I love the big sound our organ makes when we sing hymns and hear anthems. Miss Pat does a great job working all of those notes into songs. The other day I talked to Miss Pat about the organ and how it does what it does. She showed me all the keys and stops and pedals and pipes. I asked her, “Of all the sounds from the organ, which one is the greatest?” She was delighted to play me some of her favorites…like the lowest note (have organist play) and the highest note (have organist play) and a G-minor chord (have organist play) and the clarion (have organist play). They all do sound very nice. But I think Middle C is probably the greatest of all the sounds (have organist play). Yes. Middle C is even and strong and rich and beautiful. Simply lovely. So listen as Miss Pat has Middle C play my favorite hymn “Joyful, Joyful.” (Have organist play the rhythm of the first few measures of Joyful, Joyful but using only the Middle C note.)

Hum. That is a great note, but that doesn’t quite sound like “Joyful, Joyful,” does it? It sounds like something is missing. It sounds like a lot of somethings are missing. So for all of its greatness, can Middle C be THE greatest? Can we say that ONE sound is greatest? No. You heard it. It is ridiculous to say that one sound could be the greatest.

But what about people? What about us? Who of us is the greatest?

Our Bible story today tells us that no one of us is the greatest. No one of us alone can do it all perfectly.

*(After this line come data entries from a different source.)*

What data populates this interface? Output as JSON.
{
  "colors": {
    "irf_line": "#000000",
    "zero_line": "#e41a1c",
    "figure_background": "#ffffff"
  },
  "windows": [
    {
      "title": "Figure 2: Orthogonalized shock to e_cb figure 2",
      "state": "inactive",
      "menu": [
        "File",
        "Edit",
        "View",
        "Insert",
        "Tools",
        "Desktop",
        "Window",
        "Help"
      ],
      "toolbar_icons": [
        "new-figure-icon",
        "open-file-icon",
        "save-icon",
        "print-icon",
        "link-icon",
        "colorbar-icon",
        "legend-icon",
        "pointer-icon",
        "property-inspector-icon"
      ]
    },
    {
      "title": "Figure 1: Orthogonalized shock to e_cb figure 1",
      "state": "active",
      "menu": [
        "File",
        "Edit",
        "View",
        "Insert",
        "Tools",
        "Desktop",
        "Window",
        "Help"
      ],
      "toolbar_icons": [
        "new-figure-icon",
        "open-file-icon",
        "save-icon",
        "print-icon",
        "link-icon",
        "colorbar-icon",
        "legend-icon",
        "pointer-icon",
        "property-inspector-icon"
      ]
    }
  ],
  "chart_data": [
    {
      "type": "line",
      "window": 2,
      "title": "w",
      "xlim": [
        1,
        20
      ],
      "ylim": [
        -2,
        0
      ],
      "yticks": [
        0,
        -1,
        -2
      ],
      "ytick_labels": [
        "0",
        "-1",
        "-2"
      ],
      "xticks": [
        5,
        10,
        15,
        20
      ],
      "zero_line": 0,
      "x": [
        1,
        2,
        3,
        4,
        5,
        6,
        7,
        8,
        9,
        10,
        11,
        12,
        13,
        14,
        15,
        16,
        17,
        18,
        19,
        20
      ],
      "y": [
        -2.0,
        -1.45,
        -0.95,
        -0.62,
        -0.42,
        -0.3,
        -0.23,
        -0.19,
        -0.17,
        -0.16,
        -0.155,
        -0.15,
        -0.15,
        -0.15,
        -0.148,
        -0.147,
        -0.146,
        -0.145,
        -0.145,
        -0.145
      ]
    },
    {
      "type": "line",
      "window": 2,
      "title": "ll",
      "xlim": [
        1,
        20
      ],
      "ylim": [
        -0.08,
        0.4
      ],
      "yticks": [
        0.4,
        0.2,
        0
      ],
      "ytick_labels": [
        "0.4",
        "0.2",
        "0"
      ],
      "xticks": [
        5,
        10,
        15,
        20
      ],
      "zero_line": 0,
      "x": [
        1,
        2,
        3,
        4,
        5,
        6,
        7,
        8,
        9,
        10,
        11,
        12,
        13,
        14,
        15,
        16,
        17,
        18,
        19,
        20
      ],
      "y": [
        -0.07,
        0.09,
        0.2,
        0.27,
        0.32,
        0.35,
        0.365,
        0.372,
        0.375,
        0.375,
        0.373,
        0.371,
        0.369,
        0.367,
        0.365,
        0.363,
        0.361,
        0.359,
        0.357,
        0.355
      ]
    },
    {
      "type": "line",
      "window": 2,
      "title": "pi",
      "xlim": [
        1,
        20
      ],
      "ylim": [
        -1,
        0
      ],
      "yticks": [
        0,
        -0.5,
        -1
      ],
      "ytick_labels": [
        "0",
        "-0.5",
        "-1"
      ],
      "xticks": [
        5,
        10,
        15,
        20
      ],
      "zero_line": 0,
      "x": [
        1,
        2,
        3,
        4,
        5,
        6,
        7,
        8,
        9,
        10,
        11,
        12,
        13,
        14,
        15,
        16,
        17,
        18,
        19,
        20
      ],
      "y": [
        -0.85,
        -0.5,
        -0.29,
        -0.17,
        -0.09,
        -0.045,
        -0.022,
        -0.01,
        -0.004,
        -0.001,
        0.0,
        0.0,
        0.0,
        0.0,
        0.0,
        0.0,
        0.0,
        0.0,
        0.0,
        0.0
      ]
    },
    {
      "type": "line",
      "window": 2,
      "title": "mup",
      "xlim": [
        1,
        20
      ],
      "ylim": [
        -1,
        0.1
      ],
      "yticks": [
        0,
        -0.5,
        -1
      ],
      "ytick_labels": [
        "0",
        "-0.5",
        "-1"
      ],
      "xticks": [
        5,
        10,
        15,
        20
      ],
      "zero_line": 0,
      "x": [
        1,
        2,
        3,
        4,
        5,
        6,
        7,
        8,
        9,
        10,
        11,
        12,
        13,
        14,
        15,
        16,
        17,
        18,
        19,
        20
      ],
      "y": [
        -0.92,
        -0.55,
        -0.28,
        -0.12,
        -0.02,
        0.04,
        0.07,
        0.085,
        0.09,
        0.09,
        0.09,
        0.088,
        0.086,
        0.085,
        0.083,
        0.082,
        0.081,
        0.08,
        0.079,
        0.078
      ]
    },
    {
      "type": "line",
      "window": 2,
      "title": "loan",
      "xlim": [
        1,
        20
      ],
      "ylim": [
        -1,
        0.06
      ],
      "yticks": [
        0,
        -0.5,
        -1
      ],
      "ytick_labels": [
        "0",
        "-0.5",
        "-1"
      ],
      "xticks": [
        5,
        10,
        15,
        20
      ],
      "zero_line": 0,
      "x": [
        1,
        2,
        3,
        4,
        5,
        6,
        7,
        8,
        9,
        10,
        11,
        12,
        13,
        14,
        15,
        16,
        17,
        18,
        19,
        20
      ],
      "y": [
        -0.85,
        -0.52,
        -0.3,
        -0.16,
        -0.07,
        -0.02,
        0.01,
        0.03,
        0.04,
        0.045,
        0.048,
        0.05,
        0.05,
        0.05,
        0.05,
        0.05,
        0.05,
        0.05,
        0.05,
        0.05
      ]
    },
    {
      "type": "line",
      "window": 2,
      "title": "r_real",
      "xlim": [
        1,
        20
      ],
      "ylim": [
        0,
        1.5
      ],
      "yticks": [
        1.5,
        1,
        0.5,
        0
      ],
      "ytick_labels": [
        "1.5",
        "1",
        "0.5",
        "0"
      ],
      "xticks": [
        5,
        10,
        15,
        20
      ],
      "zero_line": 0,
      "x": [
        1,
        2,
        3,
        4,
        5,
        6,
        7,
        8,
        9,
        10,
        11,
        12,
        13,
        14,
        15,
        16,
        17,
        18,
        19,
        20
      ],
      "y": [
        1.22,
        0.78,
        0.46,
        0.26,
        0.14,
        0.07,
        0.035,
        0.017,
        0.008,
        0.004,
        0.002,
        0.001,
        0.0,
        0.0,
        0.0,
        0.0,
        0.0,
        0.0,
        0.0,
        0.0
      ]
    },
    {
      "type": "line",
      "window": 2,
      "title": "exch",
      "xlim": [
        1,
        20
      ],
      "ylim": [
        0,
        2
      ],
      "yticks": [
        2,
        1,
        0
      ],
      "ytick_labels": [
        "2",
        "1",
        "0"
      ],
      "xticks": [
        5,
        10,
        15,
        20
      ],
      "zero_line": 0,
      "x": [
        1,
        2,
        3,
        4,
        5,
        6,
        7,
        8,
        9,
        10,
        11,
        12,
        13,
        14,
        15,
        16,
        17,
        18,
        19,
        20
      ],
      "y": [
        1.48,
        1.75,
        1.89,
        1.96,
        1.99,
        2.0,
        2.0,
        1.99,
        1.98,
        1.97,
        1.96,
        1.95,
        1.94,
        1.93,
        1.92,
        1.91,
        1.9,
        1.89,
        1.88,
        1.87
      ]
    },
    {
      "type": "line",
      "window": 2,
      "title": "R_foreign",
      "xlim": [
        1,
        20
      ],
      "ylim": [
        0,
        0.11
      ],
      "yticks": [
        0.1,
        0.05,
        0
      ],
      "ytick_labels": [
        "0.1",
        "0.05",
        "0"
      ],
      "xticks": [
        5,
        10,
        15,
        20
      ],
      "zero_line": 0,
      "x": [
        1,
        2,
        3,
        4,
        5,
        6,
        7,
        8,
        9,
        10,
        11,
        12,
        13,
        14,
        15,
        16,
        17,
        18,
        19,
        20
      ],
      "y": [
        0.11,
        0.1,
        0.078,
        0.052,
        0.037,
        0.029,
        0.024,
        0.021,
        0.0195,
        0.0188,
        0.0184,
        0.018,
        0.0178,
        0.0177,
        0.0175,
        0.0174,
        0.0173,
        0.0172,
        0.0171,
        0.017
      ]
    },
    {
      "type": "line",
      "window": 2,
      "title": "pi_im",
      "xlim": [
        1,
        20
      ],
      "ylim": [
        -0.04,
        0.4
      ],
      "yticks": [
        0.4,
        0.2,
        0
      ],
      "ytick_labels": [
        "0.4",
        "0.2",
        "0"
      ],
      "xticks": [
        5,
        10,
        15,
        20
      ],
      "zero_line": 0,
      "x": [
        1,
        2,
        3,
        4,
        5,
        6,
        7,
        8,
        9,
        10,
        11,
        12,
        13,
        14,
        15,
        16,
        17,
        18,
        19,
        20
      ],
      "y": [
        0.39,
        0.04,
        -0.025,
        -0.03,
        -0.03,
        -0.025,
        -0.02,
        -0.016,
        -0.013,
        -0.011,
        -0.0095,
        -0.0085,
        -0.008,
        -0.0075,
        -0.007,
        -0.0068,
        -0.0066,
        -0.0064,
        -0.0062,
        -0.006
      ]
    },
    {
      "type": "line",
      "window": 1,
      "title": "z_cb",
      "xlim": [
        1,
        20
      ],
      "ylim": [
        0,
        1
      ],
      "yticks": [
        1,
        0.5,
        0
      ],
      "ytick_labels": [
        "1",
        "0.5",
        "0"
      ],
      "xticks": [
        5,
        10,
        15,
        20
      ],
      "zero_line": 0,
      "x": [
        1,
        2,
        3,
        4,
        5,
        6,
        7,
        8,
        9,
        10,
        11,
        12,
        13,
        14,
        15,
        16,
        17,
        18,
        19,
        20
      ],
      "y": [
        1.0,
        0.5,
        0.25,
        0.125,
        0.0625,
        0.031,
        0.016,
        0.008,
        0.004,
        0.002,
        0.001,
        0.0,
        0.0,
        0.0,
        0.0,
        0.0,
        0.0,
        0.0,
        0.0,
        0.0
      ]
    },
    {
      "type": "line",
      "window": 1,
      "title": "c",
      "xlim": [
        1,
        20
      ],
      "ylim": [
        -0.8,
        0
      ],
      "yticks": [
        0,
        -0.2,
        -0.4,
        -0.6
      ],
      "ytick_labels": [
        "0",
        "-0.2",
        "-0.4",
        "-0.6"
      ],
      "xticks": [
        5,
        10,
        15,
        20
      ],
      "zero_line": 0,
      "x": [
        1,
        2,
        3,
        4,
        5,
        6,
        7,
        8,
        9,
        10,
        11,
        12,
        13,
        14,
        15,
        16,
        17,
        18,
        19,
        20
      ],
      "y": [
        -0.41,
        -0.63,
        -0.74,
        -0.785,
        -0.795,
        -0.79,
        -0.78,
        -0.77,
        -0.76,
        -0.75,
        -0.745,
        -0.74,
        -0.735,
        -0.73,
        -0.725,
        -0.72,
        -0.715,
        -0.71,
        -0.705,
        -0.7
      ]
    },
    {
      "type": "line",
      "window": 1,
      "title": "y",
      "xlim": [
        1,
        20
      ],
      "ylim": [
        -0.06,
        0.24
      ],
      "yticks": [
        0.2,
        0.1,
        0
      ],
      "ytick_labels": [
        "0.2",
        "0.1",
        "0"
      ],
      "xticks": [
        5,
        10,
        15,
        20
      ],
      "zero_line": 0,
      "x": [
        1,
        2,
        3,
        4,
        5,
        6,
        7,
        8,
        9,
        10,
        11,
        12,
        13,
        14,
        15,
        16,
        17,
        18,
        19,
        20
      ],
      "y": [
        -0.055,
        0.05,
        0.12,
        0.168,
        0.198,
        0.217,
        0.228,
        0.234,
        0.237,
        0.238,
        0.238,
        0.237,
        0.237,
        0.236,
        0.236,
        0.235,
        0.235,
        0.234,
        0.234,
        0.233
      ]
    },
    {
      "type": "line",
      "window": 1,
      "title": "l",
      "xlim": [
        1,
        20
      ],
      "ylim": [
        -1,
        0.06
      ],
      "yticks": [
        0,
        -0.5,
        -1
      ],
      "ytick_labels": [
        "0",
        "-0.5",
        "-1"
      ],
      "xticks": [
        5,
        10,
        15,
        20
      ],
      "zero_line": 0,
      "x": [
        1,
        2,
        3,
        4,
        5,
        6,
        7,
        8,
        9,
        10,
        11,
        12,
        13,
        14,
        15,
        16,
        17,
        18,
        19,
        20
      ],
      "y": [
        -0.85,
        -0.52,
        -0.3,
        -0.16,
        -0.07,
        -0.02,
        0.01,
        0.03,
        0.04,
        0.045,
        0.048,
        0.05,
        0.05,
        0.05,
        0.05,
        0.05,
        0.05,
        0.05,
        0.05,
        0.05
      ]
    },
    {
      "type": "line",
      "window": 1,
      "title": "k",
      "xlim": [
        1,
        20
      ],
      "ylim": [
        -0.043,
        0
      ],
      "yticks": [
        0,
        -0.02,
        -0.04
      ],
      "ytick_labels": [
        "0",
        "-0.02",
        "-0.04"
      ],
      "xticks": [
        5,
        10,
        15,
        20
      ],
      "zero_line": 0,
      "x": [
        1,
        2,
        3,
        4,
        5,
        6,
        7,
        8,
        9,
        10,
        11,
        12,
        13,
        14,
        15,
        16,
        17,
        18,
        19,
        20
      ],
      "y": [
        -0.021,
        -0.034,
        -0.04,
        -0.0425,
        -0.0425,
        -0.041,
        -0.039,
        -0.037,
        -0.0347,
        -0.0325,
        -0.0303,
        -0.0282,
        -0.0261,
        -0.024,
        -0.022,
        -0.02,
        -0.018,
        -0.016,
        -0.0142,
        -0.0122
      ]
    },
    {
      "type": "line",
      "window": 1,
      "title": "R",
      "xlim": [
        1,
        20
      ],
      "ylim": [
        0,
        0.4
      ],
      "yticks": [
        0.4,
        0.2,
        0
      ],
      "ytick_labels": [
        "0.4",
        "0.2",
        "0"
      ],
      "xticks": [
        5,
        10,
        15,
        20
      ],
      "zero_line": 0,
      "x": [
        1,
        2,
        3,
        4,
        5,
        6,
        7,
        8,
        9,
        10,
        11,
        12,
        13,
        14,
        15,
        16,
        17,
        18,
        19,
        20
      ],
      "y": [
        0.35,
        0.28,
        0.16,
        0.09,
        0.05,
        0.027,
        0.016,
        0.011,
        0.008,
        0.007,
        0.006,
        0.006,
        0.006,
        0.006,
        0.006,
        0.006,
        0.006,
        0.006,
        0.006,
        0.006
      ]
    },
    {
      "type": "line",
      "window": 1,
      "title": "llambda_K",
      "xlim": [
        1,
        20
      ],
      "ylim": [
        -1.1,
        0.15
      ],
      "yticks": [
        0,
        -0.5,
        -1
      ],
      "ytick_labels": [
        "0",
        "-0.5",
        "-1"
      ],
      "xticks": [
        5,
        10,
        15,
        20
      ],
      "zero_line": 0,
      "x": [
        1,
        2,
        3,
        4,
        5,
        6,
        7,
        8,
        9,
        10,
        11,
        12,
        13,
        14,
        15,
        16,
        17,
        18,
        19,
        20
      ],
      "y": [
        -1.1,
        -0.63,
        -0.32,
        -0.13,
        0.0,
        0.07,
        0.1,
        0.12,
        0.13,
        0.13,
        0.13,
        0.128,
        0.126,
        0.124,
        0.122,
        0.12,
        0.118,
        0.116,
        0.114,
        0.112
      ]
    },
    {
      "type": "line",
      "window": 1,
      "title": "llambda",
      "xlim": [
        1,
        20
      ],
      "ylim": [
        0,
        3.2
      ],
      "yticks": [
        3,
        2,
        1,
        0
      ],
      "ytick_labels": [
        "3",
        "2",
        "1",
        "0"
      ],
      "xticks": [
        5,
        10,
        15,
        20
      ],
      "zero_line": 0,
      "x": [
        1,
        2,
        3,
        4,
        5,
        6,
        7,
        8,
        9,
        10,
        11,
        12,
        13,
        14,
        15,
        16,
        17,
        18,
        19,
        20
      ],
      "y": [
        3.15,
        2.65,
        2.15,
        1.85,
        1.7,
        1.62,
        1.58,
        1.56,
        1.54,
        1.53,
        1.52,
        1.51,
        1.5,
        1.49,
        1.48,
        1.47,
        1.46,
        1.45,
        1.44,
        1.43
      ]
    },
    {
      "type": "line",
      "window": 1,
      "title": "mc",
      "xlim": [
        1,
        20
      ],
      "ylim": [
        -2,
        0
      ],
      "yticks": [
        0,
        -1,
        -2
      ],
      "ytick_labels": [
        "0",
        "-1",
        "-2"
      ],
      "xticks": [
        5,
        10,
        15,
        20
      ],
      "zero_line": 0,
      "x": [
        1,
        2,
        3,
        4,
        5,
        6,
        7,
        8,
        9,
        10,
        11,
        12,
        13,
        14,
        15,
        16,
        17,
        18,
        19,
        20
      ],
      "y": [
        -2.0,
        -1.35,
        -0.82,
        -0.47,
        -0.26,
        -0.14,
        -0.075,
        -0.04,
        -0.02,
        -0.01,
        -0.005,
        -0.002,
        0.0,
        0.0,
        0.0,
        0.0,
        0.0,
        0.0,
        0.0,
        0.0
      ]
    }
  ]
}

Just as each of the sounds of the organ bring their strength and beauty and work together to make music, each of us as God’s people bring our gifts and work together to make the world beautiful.

God is not looking for one of us to be the greatest. God is looking for us to work together to help each other do great things.

Will you pray with me? (This is an echo prayer: the leader says a line and the children repeat it.)

Dear Lord,
Thank You
for loving me.
Help me
to help others
so together
we can do
great things for You.
Amen

We are not Christians alone.
My mission is to share, inspire, and encourage.